§ Directions for this task
The lines to return are those below that contain the word "many".

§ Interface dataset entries
%%
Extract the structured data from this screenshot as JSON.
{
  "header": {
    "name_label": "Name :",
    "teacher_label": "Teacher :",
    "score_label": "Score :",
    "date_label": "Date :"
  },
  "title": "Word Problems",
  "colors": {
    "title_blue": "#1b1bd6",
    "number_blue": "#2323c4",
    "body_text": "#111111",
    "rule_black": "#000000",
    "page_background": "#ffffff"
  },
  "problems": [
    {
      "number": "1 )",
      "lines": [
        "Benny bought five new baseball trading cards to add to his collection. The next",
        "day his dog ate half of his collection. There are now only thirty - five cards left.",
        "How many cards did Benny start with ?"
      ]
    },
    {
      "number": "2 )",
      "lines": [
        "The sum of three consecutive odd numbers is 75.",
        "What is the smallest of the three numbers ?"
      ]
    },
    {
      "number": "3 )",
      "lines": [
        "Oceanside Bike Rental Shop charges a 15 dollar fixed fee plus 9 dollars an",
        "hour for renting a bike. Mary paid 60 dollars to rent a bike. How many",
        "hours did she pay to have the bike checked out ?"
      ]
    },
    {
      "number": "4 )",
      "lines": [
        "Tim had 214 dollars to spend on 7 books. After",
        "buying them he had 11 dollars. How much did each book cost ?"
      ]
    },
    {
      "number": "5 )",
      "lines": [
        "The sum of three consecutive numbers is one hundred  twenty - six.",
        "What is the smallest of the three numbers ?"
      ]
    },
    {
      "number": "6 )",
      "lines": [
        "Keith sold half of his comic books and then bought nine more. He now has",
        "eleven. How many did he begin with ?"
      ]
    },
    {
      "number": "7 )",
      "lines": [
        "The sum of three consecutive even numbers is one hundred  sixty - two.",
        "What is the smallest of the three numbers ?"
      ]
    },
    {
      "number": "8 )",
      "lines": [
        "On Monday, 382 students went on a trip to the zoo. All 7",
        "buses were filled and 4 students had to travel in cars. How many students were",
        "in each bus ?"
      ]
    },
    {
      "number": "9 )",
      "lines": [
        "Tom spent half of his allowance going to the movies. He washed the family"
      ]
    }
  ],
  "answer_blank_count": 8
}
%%
§ Exercise output
        "How many cards did Benny start with ?"
        "hour for renting a bike. Mary paid 60 dollars to rent a bike. How many",
        "eleven. How many did he begin with ?"
        "buses were filled and 4 students had to travel in cars. How many students were",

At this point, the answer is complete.